Self-regulation of banks is a terrible idea
After the wave of bank failures during the first four years of the Great Depression, Congress enacted the Glass-Steagall Act to regulate the banks. The banks, of course, hated being regulated. Once most of the politicians who remembered those bank failures had retired (or died), the banks persuaded Congress in 1999 to repeal most of the provisions of Glass-Steagall. The bankers promised that they had learned their lessons and would not do anything risky again.
Eight years later, banks began failing again. In response to that, Congress enacted the Dodd-Frank Act in 2010. The bankers went to Congress in 2018 and said that they had learned their lessons, that they could be trusted and persuaded Congress to lift many of the regulations imposes by Dodd-Frank. One of those testifying was the CEO of Silicon Valley Bank, which was the first bank to recently fail.
Now, it is 2023 and banks are failing again.
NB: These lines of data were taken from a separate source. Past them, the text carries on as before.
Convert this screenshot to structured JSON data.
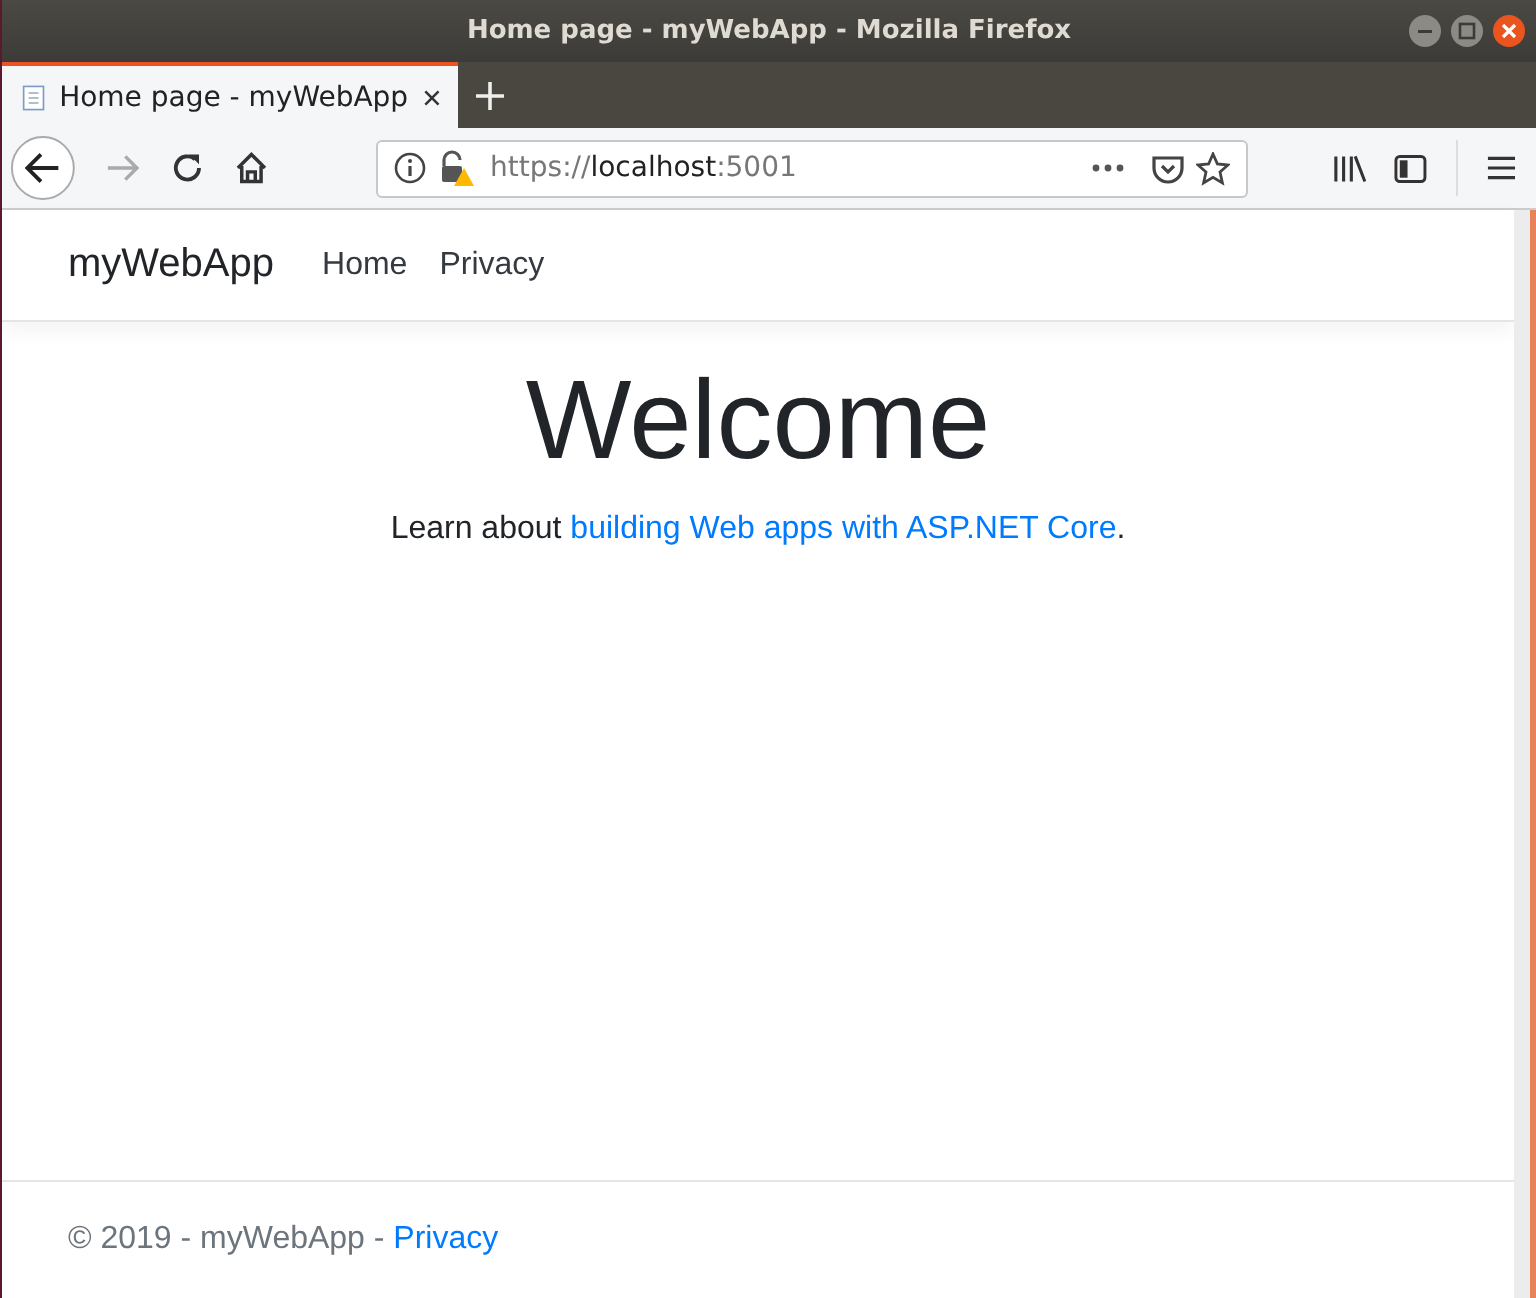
{
  "window": {
    "title": "Home page - myWebApp - Mozilla Firefox"
  },
  "tabs": [
    {
      "label": "Home page - myWebApp",
      "selected": true
    }
  ],
  "toolbar": {
    "forward_disabled": true
  },
  "address_bar": {
    "scheme": "https://",
    "host": "localhost",
    "port": ":5001"
  },
  "navbar": {
    "brand": "myWebApp",
    "links": [
      "Home",
      "Privacy"
    ]
  },
  "main": {
    "heading": "Welcome",
    "text_before": "Learn about ",
    "link": "building Web apps with ASP.NET Core",
    "text_after": "."
  },
  "footer": {
    "text": "© 2019 - myWebApp - ",
    "link": "Privacy"
  }
}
Haven’t we seen this movie enough times? It is time to reimpose regulations on the bankers and then turn a deaf ear to their pleas that they can ever be trusted.